### What you will do
Repeat the whole listing below exactly as it reads.

** Material provided follows **

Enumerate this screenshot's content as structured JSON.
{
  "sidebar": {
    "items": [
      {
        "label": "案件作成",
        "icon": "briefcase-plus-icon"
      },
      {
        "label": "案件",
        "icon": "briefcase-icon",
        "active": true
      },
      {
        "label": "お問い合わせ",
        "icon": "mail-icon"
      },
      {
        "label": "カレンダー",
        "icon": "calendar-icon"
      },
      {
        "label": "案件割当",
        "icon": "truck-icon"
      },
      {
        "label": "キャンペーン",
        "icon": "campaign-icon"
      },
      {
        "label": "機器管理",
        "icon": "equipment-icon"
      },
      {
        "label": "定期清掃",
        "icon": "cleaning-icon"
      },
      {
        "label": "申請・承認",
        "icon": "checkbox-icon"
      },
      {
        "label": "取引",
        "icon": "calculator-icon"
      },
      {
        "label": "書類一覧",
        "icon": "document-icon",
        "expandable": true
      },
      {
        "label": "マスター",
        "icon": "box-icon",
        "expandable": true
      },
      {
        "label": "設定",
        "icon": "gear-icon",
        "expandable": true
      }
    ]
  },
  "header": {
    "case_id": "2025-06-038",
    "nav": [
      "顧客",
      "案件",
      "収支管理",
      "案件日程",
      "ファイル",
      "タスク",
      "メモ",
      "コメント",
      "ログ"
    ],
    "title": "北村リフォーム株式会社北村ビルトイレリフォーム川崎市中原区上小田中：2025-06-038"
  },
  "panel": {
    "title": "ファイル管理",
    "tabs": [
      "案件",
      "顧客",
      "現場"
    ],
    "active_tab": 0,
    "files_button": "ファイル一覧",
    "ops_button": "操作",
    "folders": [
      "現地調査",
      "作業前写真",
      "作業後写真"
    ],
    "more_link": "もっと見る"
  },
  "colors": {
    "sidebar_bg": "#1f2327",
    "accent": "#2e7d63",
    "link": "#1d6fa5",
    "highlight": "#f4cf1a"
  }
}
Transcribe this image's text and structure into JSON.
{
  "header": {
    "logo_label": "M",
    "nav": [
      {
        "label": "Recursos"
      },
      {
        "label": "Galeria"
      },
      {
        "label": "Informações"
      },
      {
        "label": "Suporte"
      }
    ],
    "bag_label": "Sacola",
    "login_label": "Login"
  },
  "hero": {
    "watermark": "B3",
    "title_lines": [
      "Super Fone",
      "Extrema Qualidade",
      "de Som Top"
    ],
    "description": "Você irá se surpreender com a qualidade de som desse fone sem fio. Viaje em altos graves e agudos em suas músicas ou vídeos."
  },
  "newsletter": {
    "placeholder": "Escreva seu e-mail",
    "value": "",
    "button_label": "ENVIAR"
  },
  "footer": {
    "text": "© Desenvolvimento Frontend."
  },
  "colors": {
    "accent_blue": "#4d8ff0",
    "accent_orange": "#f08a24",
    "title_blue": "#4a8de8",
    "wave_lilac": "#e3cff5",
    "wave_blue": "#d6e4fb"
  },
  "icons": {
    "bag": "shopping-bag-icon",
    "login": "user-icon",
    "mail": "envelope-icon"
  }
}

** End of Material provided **

### Expected answer
Enumerate this screenshot's content as structured JSON.
{
  "sidebar": {
    "items": [
      {
        "label": "案件作成",
        "icon": "briefcase-plus-icon"
      },
      {
        "label": "案件",
        "icon": "briefcase-icon",
        "active": true
      },
      {
        "label": "お問い合わせ",
        "icon": "mail-icon"
      },
      {
        "label": "カレンダー",
        "icon": "calendar-icon"
      },
      {
        "label": "案件割当",
        "icon": "truck-icon"
      },
      {
        "label": "キャンペーン",
        "icon": "campaign-icon"
      },
      {
        "label": "機器管理",
        "icon": "equipment-icon"
      },
      {
        "label": "定期清掃",
        "icon": "cleaning-icon"
      },
      {
        "label": "申請・承認",
        "icon": "checkbox-icon"
      },
      {
        "label": "取引",
        "icon": "calculator-icon"
      },
      {
        "label": "書類一覧",
        "icon": "document-icon",
        "expandable": true
      },
      {
        "label": "マスター",
        "icon": "box-icon",
        "expandable": true
      },
      {
        "label": "設定",
        "icon": "gear-icon",
        "expandable": true
      }
    ]
  },
  "header": {
    "case_id": "2025-06-038",
    "nav": [
      "顧客",
      "案件",
      "収支管理",
      "案件日程",
      "ファイル",
      "タスク",
      "メモ",
      "コメント",
      "ログ"
    ],
    "title": "北村リフォーム株式会社北村ビルトイレリフォーム川崎市中原区上小田中：2025-06-038"
  },
  "panel": {
    "title": "ファイル管理",
    "tabs": [
      "案件",
      "顧客",
      "現場"
    ],
    "active_tab": 0,
    "files_button": "ファイル一覧",
    "ops_button": "操作",
    "folders": [
      "現地調査",
      "作業前写真",
      "作業後写真"
    ],
    "more_link": "もっと見る"
  },
  "colors": {
    "sidebar_bg": "#1f2327",
    "accent": "#2e7d63",
    "link": "#1d6fa5",
    "highlight": "#f4cf1a"
  }
}
Transcribe this image's text and structure into JSON.
{
  "header": {
    "logo_label": "M",
    "nav": [
      {
        "label": "Recursos"
      },
      {
        "label": "Galeria"
      },
      {
        "label": "Informações"
      },
      {
        "label": "Suporte"
      }
    ],
    "bag_label": "Sacola",
    "login_label": "Login"
  },
  "hero": {
    "watermark": "B3",
    "title_lines": [
      "Super Fone",
      "Extrema Qualidade",
      "de Som Top"
    ],
    "description": "Você irá se surpreender com a qualidade de som desse fone sem fio. Viaje em altos graves e agudos em suas músicas ou vídeos."
  },
  "newsletter": {
    "placeholder": "Escreva seu e-mail",
    "value": "",
    "button_label": "ENVIAR"
  },
  "footer": {
    "text": "© Desenvolvimento Frontend."
  },
  "colors": {
    "accent_blue": "#4d8ff0",
    "accent_orange": "#f08a24",
    "title_blue": "#4a8de8",
    "wave_lilac": "#e3cff5",
    "wave_blue": "#d6e4fb"
  },
  "icons": {
    "bag": "shopping-bag-icon",
    "login": "user-icon",
    "mail": "envelope-icon"
  }
}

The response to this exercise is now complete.